Participants enrolled in a HDHP can open a health savings account (HSA) to save money that can be used for current and future medical expenses. There are annual limits on how much can be invested in a HSA. The funds can be invested as you choose, and any interest and earnings accumulate tax deferred. HSA funds can be withdrawn free of income tax and penalties provided the money is spent on qualified health-care expenses for the participant and his or her spouse and dependent children.

Remember that the cost and availability of an individual health insurance policy can depend on factors such as age, health (pre-existing conditions), and the type of insurance purchased. In addition, a physical examination may be required.

Medicare is the U.S. government’s health-care insurance program for the elderly. It is available to eligible people aged 65 and older as well as certain disabled persons. Part A provides basic coverage for hospital care as well as limited skilled nursing care, home health care, and hospice care. Part B covers physicians’ services, inpatient and outpatient medical services, and diagnostic tests. Part D prescription drug coverage is also available.

Medicare Advantage is a type of privately run insurance that includes Medicare-approved HMOs, PPOs, fee-for-service plans, and special needs plans. Some plans offer prescription drug coverage. To join a Medicare Advantage plan, you must have Medicare Part A and Part B and you have to pay the monthly Medicare Part B premium to Medicare, as well as the Medicare Advantage premium.

Medicare Supplement Insurance, or Medigap, is sold by private insurance companies and is designed to cover the deductibles and copayments that Medicare doesn’t cover. At one point, there were more than 200 different policies available. Then the National Association of Insurance Commissioners stepped in and created 10 standard packages of coverage, designated by the letters A through J. Since June 2010, plans E, H, I, and J have not been sold, although you are able to keep your plan if you already had one of these plans before June 2010. There are also two new policies (plans M and N) that offer different benefits and premiums. Plans D and G bought on or after June 1, 2010, have different benefits than D and G plans bought before June 1, 2010 (although the benefits won’t change for those who participated in these plans prior to June 1). Only Medigap insurers are able to offer these plans. Although each standardized plan is identical from insurer to insurer, prices may differ and all these plans may not be available in every state.

Patient Protection and Affordable Care Act
In June 2010, Congress passed the Patient Protection and Affordable Care Act. Many of the provisions have already been implemented, including the law’s individual health-care mandate.

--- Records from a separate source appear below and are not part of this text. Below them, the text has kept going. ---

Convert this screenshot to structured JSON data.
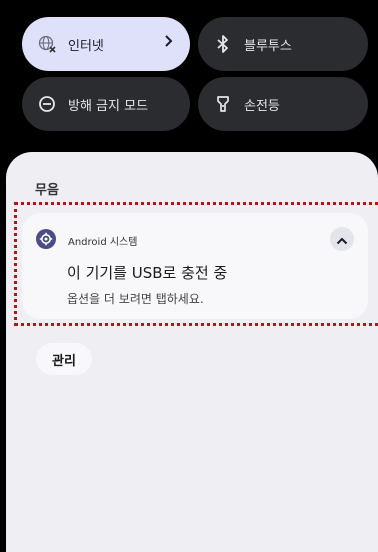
{
  "quick_settings": {
    "internet_label": "인터넷",
    "bluetooth_label": "블루투스",
    "dnd_label": "방해 금지 모드",
    "flashlight_label": "손전등"
  },
  "shade": {
    "section_label": "무음",
    "notification": {
      "app_name": "Android 시스템",
      "title": "이 기기를 USB로 충전 중",
      "body": "옵션을 더 보려면 탭하세요."
    },
    "manage_label": "관리"
  },
  "colors": {
    "active_tile": "#dfe1fb",
    "inactive_tile": "#2b2c30",
    "shade_bg": "#eeeef3",
    "highlight": "#b21616",
    "app_icon": "#4a4c83"
  }
}
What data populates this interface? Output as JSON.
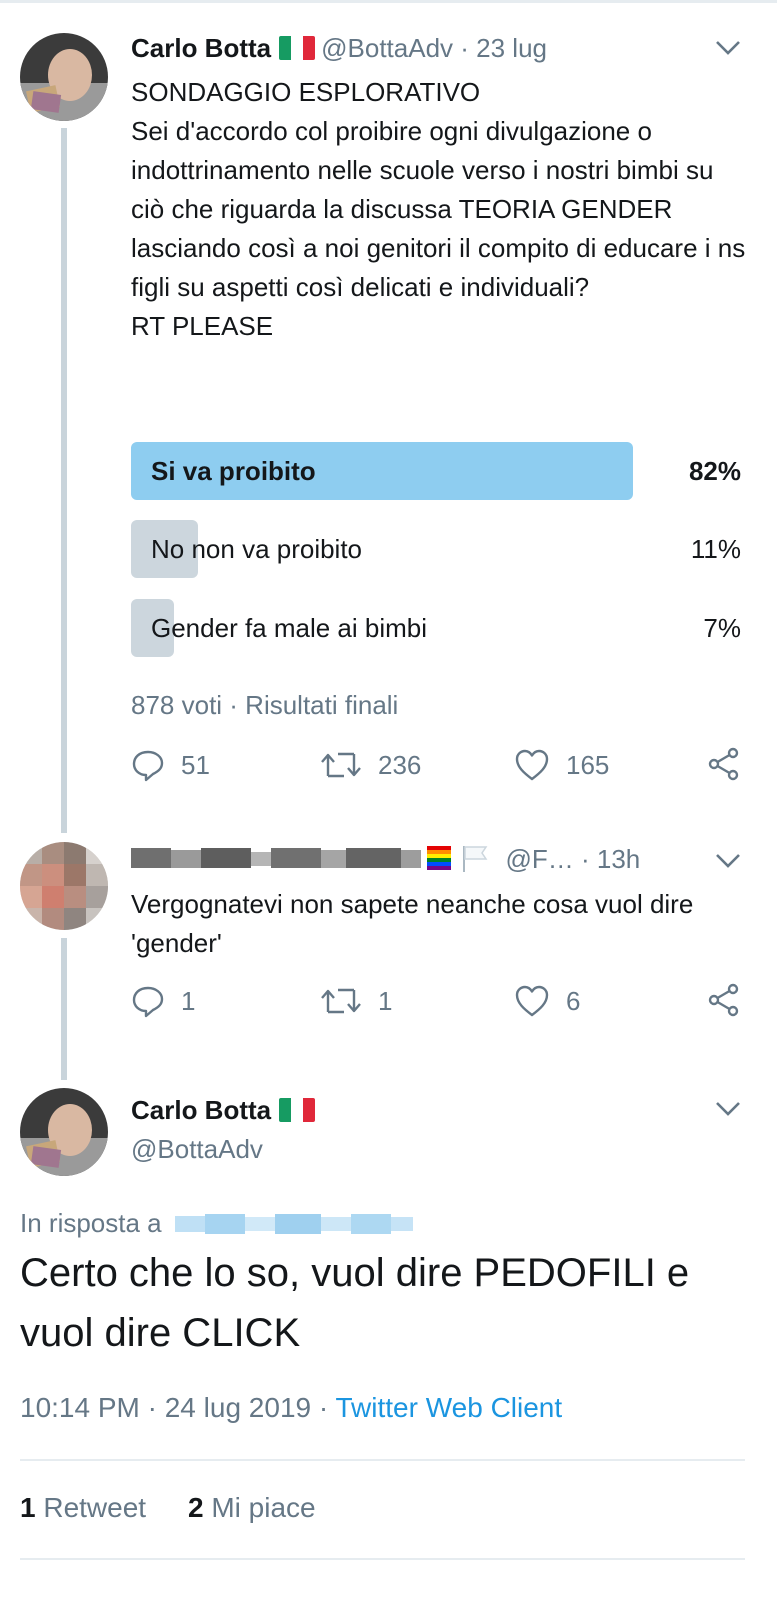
{
  "tweet1": {
    "name": "Carlo Botta",
    "handle": "@BottaAdv",
    "time": "· 23 lug",
    "text": "SONDAGGIO ESPLORATIVO\nSei d'accordo col proibire ogni divulgazione o indottrinamento nelle scuole verso i nostri bimbi su ciò che riguarda la discussa TEORIA GENDER\nlasciando così a noi genitori il compito di educare i ns figli su aspetti così delicati e individuali?\nRT PLEASE",
    "poll": [
      {
        "label": "Si va proibito",
        "percent_text": "82%",
        "percent": 82,
        "winner": true
      },
      {
        "label": "No non va proibito",
        "percent_text": "11%",
        "percent": 11,
        "winner": false
      },
      {
        "label": "Gender fa male ai bimbi",
        "percent_text": "7%",
        "percent": 7,
        "winner": false
      }
    ],
    "poll_meta": "878 voti · Risultati finali",
    "replies": "51",
    "retweets": "236",
    "likes": "165"
  },
  "tweet2": {
    "handle": "@F…",
    "time": "· 13h",
    "text": "Vergognatevi non sapete neanche cosa vuol dire 'gender'",
    "replies": "1",
    "retweets": "1",
    "likes": "6"
  },
  "tweet3": {
    "name": "Carlo Botta",
    "handle": "@BottaAdv",
    "reply_to_label": "In risposta a",
    "text": "Certo che lo so, vuol dire PEDOFILI e vuol dire CLICK",
    "timestamp": "10:14 PM · 24 lug 2019 ·",
    "client": "Twitter Web Client",
    "retweet_count": "1",
    "retweet_label": "Retweet",
    "like_count": "2",
    "like_label": "Mi piace"
  },
  "colors": {
    "poll_winner": "#8ecdf0",
    "poll_other": "#ccd6dd",
    "link": "#1b95e0",
    "muted": "#657786",
    "thread_line": "#c9d4db"
  }
}
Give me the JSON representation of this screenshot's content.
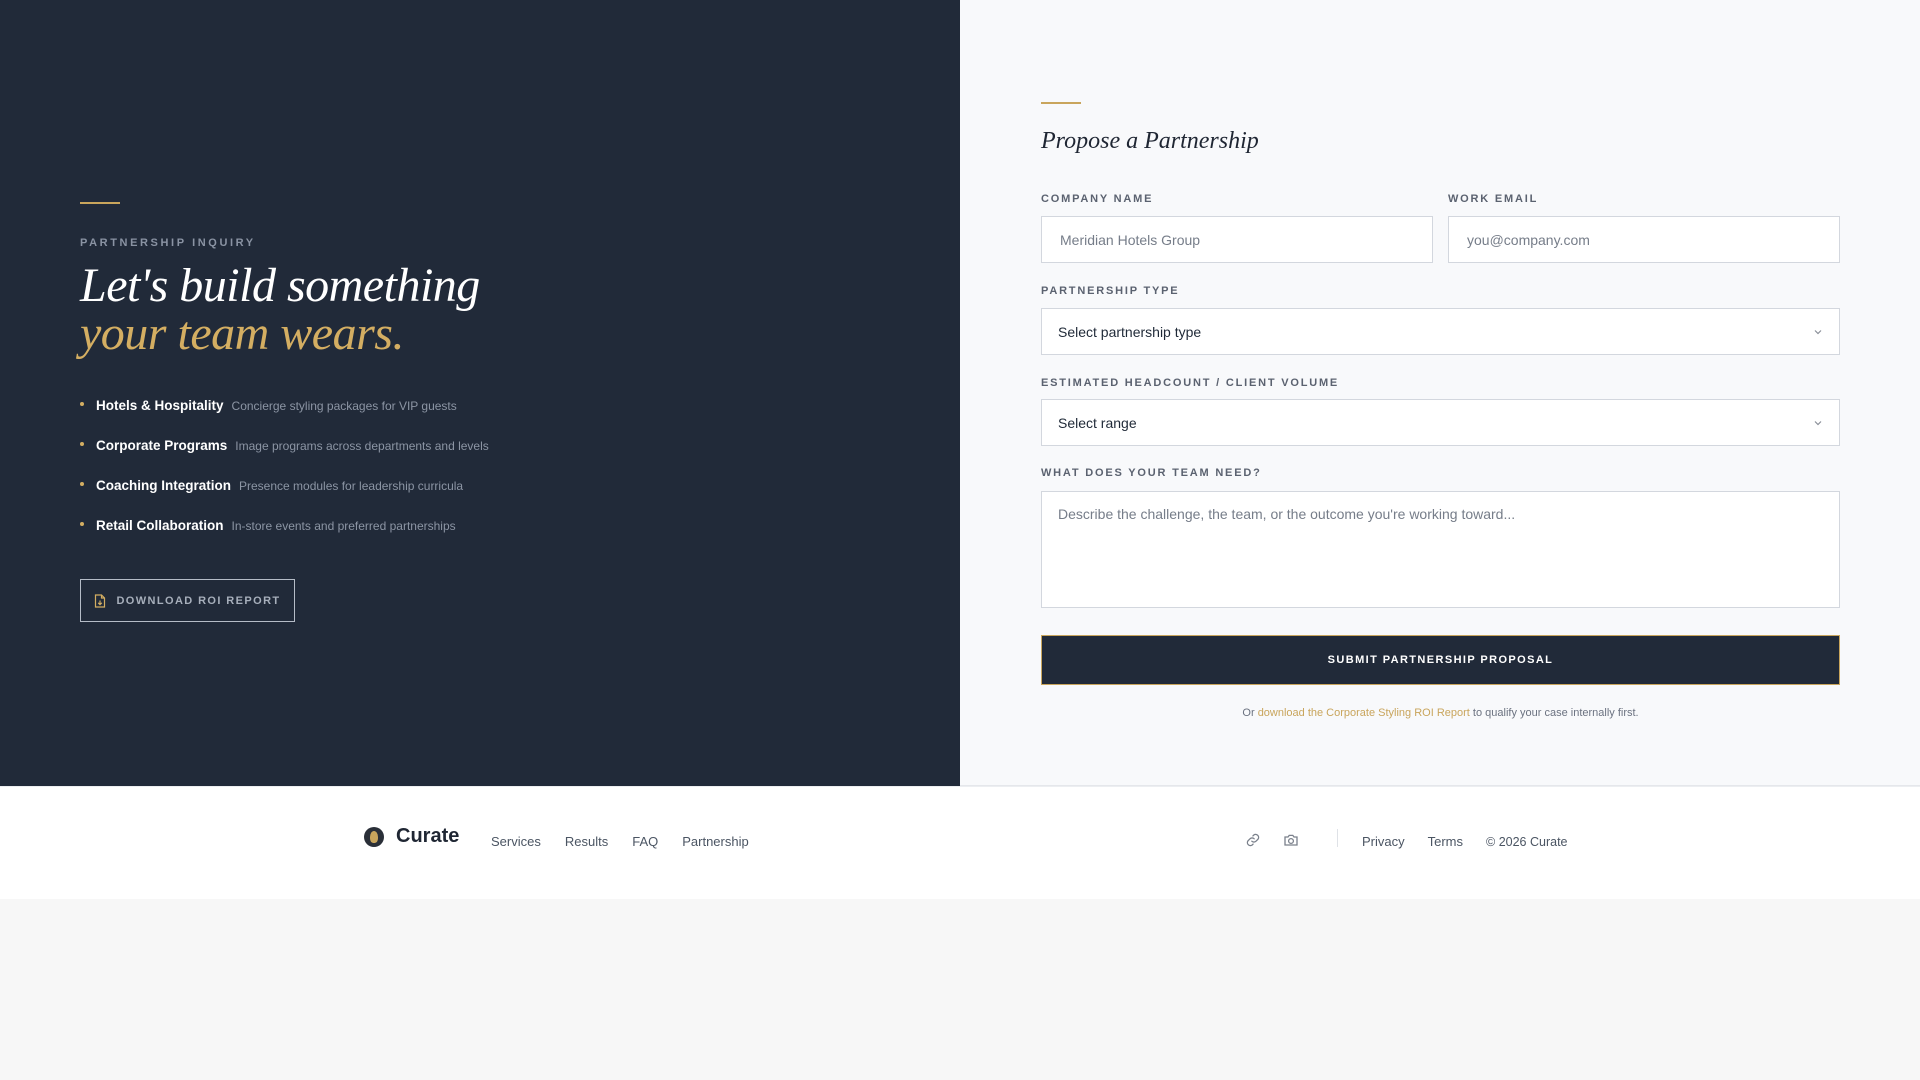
{
  "colors": {
    "navy": "#212a39",
    "gold": "#c9a55c",
    "gold_text": "#d4ae62",
    "panel": "#f8f9fb"
  },
  "left": {
    "eyebrow": "PARTNERSHIP INQUIRY",
    "headline_line1": "Let's build something",
    "headline_line2": "your team wears.",
    "features": [
      {
        "title": "Hotels & Hospitality",
        "desc": "Concierge styling packages for VIP guests"
      },
      {
        "title": "Corporate Programs",
        "desc": "Image programs across departments and levels"
      },
      {
        "title": "Coaching Integration",
        "desc": "Presence modules for leadership curricula"
      },
      {
        "title": "Retail Collaboration",
        "desc": "In-store events and preferred partnerships"
      }
    ],
    "roi_button": {
      "label": "DOWNLOAD ROI REPORT",
      "icon": "document-icon"
    }
  },
  "form": {
    "title": "Propose a Partnership",
    "company": {
      "label": "COMPANY NAME",
      "placeholder": "Meridian Hotels Group"
    },
    "email": {
      "label": "WORK EMAIL",
      "placeholder": "you@company.com"
    },
    "type": {
      "label": "PARTNERSHIP TYPE",
      "value": "Select partnership type"
    },
    "headcount": {
      "label": "ESTIMATED HEADCOUNT / CLIENT VOLUME",
      "value": "Select range"
    },
    "needs": {
      "label": "WHAT DOES YOUR TEAM NEED?",
      "placeholder": "Describe the challenge, the team, or the outcome you're working toward..."
    },
    "submit_label": "SUBMIT PARTNERSHIP PROPOSAL",
    "note_prefix": "Or",
    "note_link": "download the Corporate Styling ROI Report",
    "note_suffix": "to qualify your case internally first."
  },
  "footer": {
    "brand": "Curate",
    "nav": [
      "Services",
      "Results",
      "FAQ",
      "Partnership"
    ],
    "icons": [
      "link-icon",
      "camera-icon"
    ],
    "links": [
      "Privacy",
      "Terms"
    ],
    "copyright": "© 2026 Curate"
  }
}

Basically, most individuals who are not covered by employer-sponsored health insurance, Medicare, Medicaid, or another government program will be required to have “minimum essential coverage” or pay an annual penalty. The penalty assessed is the greater of a flat dollar amount or a percentage of modified adjusted gross income. Taxpayers who claim dependents on their tax returns will be subject to the penalty for each dependent who does not have coverage, although college students and minors under age 18 would be subject to only 50 percent of the penalty.

Since 2010, as a result of the health-reform act, adult children up to age 26 have been eligible for dependent coverage under their parents’ health insurance plans provided they are not eligible for their own employer-based coverage. Insurance companies are no longer able to refuse coverage for children (under age 19) with pre-existing conditions nor can adults with pre-existing conditions be rejected or charged higher premiums.

The information in this article is not intended to be tax or legal advice, and it may not be relied on for the purpose of avoiding any federal tax penalties. You are encouraged to seek tax or legal advice from an independent professional advisor. The content is derived from sources believed to be accurate. Neither the information presented nor any opinion expressed constitutes a solicitation for the purchase or sale of any security. This material was written and prepared by Emerald. © Emerald Connect, LLC